_GIVEN DATA_
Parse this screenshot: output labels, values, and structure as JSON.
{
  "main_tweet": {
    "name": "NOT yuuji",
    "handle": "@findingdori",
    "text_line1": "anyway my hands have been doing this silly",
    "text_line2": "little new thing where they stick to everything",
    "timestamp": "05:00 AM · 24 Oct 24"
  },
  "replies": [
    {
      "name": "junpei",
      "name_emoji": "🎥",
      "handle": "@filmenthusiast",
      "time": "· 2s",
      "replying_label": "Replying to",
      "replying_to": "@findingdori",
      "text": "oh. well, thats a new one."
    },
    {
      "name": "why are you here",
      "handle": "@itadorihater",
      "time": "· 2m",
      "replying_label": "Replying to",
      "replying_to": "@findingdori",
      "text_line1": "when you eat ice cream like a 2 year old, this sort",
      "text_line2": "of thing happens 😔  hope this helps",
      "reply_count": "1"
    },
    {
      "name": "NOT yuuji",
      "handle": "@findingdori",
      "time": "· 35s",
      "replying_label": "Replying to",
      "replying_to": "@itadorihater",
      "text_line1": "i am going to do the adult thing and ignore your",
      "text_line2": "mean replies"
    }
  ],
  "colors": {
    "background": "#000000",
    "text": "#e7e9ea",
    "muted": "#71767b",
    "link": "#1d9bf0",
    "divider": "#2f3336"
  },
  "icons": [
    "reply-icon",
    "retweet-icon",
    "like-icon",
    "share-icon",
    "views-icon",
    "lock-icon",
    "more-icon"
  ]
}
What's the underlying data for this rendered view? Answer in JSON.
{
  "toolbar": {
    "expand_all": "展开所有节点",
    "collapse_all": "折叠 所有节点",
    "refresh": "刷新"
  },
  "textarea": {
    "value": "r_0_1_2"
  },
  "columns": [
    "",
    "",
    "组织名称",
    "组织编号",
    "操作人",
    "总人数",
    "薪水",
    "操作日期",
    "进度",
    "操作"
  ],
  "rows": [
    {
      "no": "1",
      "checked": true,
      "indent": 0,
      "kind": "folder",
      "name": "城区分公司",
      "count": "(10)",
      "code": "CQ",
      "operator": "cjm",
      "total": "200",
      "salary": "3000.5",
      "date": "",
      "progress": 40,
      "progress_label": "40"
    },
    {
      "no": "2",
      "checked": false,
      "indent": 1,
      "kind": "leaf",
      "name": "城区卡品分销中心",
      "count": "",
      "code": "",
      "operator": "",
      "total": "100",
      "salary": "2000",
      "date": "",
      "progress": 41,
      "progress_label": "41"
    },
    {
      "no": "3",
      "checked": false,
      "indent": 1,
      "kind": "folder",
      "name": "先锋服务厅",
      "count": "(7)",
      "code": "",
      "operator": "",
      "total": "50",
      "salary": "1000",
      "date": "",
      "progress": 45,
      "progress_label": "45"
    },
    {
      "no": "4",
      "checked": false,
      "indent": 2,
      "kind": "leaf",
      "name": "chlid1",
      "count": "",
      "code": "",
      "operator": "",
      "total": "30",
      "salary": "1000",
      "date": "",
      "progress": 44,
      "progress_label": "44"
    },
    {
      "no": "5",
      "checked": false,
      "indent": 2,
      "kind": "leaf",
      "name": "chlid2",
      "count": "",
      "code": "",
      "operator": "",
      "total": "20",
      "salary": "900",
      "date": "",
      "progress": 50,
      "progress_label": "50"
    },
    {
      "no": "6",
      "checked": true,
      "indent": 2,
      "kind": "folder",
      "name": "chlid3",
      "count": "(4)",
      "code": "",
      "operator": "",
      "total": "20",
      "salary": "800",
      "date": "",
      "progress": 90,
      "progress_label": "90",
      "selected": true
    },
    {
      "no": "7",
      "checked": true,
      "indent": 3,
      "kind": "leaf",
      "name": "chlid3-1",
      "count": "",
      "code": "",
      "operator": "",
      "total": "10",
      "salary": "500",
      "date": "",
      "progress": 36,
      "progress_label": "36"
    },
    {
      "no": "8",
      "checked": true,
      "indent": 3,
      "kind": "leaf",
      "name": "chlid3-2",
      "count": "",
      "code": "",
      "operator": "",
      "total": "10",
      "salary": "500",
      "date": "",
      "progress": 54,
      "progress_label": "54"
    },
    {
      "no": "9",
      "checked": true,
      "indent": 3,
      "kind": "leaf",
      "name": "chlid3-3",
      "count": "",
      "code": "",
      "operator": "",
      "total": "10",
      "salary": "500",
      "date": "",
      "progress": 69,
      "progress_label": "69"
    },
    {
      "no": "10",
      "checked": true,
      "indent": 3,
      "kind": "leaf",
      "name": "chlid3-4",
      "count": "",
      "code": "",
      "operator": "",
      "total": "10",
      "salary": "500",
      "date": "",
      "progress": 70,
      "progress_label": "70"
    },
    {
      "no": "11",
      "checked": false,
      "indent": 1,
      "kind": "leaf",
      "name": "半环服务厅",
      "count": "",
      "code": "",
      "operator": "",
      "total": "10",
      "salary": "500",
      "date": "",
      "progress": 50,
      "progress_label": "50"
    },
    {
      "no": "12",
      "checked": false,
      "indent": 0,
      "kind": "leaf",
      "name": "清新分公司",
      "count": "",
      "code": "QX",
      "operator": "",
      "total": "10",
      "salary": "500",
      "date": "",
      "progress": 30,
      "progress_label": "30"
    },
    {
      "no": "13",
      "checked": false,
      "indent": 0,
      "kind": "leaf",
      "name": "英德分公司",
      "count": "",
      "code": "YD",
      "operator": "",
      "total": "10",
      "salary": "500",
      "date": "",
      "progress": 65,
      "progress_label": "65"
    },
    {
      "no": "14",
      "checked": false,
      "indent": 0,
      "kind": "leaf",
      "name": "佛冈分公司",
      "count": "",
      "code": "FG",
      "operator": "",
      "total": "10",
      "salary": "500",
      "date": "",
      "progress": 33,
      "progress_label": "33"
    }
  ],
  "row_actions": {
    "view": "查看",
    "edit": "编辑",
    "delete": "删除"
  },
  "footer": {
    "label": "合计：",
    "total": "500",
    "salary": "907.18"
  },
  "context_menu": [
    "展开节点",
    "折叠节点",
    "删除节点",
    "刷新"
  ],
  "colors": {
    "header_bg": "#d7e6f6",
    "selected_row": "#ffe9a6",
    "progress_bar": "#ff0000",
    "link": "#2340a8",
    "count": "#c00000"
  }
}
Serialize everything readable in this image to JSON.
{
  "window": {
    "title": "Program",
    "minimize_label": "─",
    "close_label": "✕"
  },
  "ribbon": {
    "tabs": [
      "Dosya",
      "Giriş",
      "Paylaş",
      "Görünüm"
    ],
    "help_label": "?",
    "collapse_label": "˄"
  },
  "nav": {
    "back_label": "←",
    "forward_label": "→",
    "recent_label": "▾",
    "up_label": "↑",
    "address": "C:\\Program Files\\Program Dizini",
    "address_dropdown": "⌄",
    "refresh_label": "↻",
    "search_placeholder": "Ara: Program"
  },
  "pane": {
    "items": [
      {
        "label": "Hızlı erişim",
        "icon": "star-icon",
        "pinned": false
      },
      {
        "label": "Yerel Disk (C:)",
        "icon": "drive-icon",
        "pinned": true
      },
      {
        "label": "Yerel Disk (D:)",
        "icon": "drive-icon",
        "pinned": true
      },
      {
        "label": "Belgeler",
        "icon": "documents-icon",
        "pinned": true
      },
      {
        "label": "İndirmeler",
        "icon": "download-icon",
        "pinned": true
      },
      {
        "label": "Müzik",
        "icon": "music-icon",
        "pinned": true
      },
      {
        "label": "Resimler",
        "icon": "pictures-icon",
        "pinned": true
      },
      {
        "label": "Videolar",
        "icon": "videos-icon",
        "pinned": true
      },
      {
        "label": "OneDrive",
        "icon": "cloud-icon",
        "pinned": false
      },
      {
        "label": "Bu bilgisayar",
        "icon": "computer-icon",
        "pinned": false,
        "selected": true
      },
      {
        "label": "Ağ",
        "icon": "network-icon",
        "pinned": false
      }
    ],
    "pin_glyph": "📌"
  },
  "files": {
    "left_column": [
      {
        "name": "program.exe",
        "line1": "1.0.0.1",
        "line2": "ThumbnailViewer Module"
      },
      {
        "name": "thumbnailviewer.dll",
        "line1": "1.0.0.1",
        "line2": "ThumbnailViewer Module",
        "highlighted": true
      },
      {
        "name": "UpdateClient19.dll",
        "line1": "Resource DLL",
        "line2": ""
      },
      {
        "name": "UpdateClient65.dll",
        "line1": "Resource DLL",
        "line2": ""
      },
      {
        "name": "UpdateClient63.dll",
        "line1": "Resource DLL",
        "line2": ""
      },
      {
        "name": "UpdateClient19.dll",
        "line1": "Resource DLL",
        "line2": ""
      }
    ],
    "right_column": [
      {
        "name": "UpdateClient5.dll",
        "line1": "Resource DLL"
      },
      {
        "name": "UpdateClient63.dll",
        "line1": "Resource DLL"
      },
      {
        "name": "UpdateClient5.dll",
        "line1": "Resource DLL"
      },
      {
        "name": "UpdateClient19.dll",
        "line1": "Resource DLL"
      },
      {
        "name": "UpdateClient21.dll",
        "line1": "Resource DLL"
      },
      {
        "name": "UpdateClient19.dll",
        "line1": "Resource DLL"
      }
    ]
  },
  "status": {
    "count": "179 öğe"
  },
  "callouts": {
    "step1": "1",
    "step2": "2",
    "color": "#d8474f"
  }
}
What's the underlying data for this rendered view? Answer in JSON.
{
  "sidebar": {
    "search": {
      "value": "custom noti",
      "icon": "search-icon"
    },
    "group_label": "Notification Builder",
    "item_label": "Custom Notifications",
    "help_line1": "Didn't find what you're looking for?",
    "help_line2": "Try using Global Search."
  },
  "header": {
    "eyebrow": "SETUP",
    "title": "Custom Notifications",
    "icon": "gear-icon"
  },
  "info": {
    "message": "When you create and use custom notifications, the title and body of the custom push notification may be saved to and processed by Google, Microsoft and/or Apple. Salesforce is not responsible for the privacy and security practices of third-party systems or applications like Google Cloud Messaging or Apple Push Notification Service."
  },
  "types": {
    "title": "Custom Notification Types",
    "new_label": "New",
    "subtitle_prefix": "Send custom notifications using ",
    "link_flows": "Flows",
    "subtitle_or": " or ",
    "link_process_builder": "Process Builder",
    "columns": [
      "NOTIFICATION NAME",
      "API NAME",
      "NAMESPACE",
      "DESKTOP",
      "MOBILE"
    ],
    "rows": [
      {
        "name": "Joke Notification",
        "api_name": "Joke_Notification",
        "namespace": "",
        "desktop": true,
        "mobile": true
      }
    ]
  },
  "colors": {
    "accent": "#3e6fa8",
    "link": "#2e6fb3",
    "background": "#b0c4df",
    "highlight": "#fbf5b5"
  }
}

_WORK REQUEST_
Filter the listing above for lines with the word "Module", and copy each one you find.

_ANSWER SPACE_
        "line2": "ThumbnailViewer Module"
        "line2": "ThumbnailViewer Module",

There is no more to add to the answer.